====== Listed entries ======

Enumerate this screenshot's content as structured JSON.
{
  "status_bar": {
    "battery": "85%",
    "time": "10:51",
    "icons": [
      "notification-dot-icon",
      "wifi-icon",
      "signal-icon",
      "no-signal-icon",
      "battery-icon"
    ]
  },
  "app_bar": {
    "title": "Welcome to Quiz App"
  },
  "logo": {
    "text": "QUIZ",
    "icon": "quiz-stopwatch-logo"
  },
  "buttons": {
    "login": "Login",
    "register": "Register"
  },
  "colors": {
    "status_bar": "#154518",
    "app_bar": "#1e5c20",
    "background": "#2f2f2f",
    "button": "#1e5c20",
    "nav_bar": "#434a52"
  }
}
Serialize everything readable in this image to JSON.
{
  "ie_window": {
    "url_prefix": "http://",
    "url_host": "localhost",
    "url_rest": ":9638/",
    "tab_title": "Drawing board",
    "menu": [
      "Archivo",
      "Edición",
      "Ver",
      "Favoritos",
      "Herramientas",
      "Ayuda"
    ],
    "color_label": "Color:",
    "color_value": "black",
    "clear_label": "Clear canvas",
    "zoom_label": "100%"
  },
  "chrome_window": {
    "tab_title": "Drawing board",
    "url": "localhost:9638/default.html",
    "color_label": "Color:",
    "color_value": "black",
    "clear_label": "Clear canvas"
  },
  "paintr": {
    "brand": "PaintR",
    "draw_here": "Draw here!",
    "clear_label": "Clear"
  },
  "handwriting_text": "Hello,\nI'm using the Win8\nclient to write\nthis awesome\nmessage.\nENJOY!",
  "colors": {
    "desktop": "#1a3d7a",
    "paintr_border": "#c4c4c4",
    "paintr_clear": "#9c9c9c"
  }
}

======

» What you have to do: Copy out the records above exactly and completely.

» Answer for this exercise:
Enumerate this screenshot's content as structured JSON.
{
  "status_bar": {
    "battery": "85%",
    "time": "10:51",
    "icons": [
      "notification-dot-icon",
      "wifi-icon",
      "signal-icon",
      "no-signal-icon",
      "battery-icon"
    ]
  },
  "app_bar": {
    "title": "Welcome to Quiz App"
  },
  "logo": {
    "text": "QUIZ",
    "icon": "quiz-stopwatch-logo"
  },
  "buttons": {
    "login": "Login",
    "register": "Register"
  },
  "colors": {
    "status_bar": "#154518",
    "app_bar": "#1e5c20",
    "background": "#2f2f2f",
    "button": "#1e5c20",
    "nav_bar": "#434a52"
  }
}
Serialize everything readable in this image to JSON.
{
  "ie_window": {
    "url_prefix": "http://",
    "url_host": "localhost",
    "url_rest": ":9638/",
    "tab_title": "Drawing board",
    "menu": [
      "Archivo",
      "Edición",
      "Ver",
      "Favoritos",
      "Herramientas",
      "Ayuda"
    ],
    "color_label": "Color:",
    "color_value": "black",
    "clear_label": "Clear canvas",
    "zoom_label": "100%"
  },
  "chrome_window": {
    "tab_title": "Drawing board",
    "url": "localhost:9638/default.html",
    "color_label": "Color:",
    "color_value": "black",
    "clear_label": "Clear canvas"
  },
  "paintr": {
    "brand": "PaintR",
    "draw_here": "Draw here!",
    "clear_label": "Clear"
  },
  "handwriting_text": "Hello,\nI'm using the Win8\nclient to write\nthis awesome\nmessage.\nENJOY!",
  "colors": {
    "desktop": "#1a3d7a",
    "paintr_border": "#c4c4c4",
    "paintr_clear": "#9c9c9c"
  }
}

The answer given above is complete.